Changing the status quo is never easy and the ripple effects of retirement decisions are often underestimated. Deciding to move or to spend significant time away from where you live changes both your community and your connection to it.
Neighbors may subconsciously or consciously begin to exclude you from activities “because you’re not going to be around.” Your excitement about your retirement plans may alienate others for a variety of reasons. Time away may trigger sadness, anger, abandonment issues or other emotions in those you leave behind. They may not be aware of these emotions or express them in ways which further compound the issue.
Time away may necessitate resigning from boards or committees you serve on in your community such as your neighborhood HOA. Your absence may also change the way in which you participate on those boards or committees. Returning home after time away may trigger feelings of exclusion and “being out of the loop.”
What’s the solution? Communication.
“The majority of us are creatures of community,” said therapist Barbara Sheehan-Zeidler, LPC. “When we feel disconnected from community we may feel as though we have lost part of our identity. Regular communication can keep us connected on many levels.”
“It’s important to identify what’s going on at a deeper emotional level, such as ‘I feel lost.’ ‘I’m scared.’ or ‘I’m angry.’ and find ways to communicate those feelings in ways that are meaningful to both parties,” she continued. “Disengaging from reactive behavior and engaging our higher (adult) self is key.”
Assuring those involved you will keep in touch can diffuse the situation. Ascertain the preferred communication style of each person involved. Do they prefer phone calls, texts, FaceTime, Skype, emails, letters, or acts of kindness? Do they prefer a set time to talk or are sporadic communications okay?
It is well worth the effort to tend to friendships and maintain communications with neighbors to ensure a warm welcome when you come back.
If you notice changes in the behavior of friends and neighbors as the time for your departure approaches, keep the lines of communication open.

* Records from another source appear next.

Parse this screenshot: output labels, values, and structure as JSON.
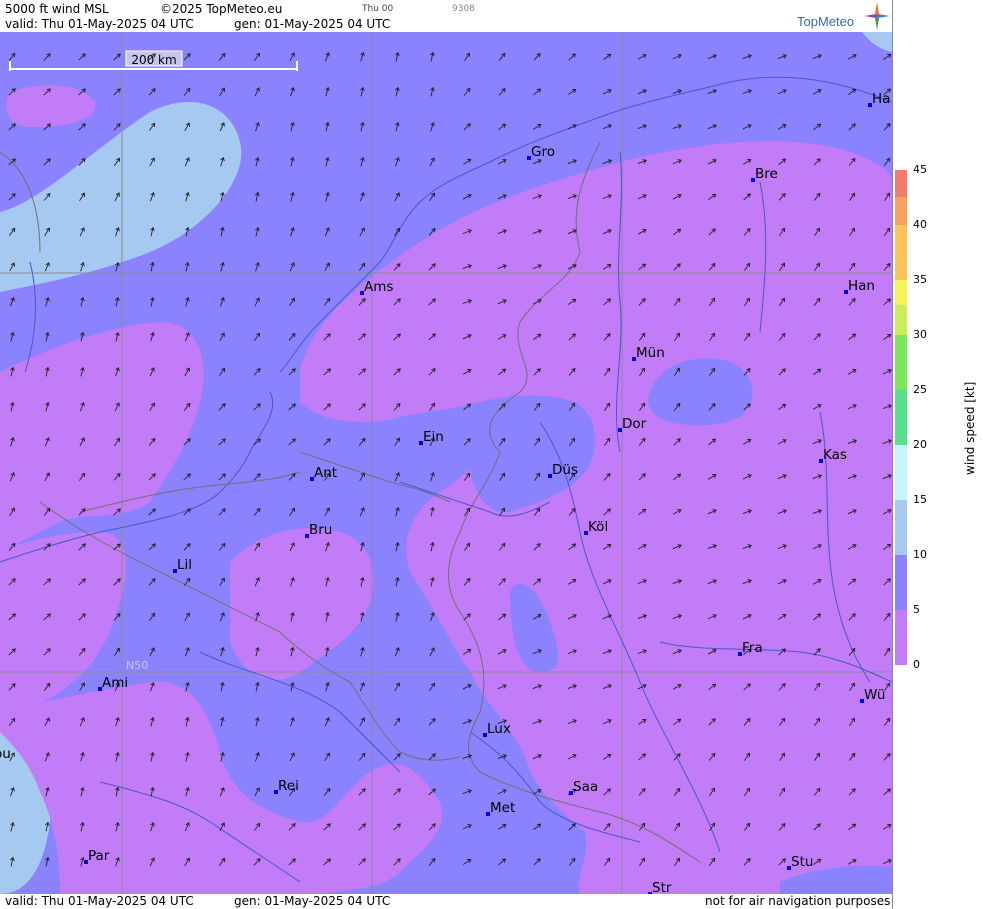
{
  "header": {
    "title": "5000 ft wind MSL",
    "copyright": "©2025 TopMeteo.eu",
    "timecode": "Thu 00",
    "number": "9308",
    "valid": "valid:  Thu  01-May-2025  04 UTC",
    "gen": "gen: 01-May-2025 04 UTC",
    "logo": "TopMeteo"
  },
  "footer": {
    "valid": "valid:  Thu  01-May-2025  04 UTC",
    "gen": "gen: 01-May-2025 04 UTC",
    "disclaimer": "not for air navigation purposes"
  },
  "map": {
    "scale_label": "200 km",
    "lat_label": "N50",
    "cities": [
      {
        "name": "Ha"
      },
      {
        "name": "Gro"
      },
      {
        "name": "Bre"
      },
      {
        "name": "Ams"
      },
      {
        "name": "Han"
      },
      {
        "name": "Mün"
      },
      {
        "name": "Dor"
      },
      {
        "name": "Ein"
      },
      {
        "name": "Kas"
      },
      {
        "name": "Düs"
      },
      {
        "name": "Ant"
      },
      {
        "name": "Köl"
      },
      {
        "name": "Bru"
      },
      {
        "name": "Lil"
      },
      {
        "name": "Fra"
      },
      {
        "name": "Ami"
      },
      {
        "name": "Wü"
      },
      {
        "name": "Lux"
      },
      {
        "name": "ou"
      },
      {
        "name": "Rei"
      },
      {
        "name": "Saa"
      },
      {
        "name": "Met"
      },
      {
        "name": "Stu"
      },
      {
        "name": "Par"
      },
      {
        "name": "Str"
      }
    ]
  },
  "legend": {
    "title": "wind speed [kt]",
    "ticks": [
      "45",
      "40",
      "35",
      "30",
      "25",
      "20",
      "15",
      "10",
      "5",
      "0"
    ],
    "colors": [
      "#f27d6a",
      "#f5a35e",
      "#fbc45a",
      "#f6f35a",
      "#c8ef5a",
      "#7ee65a",
      "#5ae08c",
      "#c2f6f8",
      "#a6c9f2",
      "#8a82ff",
      "#c27cf8"
    ]
  }
}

Take time to identify what may be going on at a deeper emotional level such as sadness, fear, or other hidden emotions and discuss them. Listening to and acknowledging fears and concerns may be all that is needed or wanted.
Assure those close to you that you will keep in touch and establish the guidelines for those communications.
If possible, avoid springing major changes on those in your community at the last minute. Ample advance notice gives those involved a chance to adjust to and accept changes.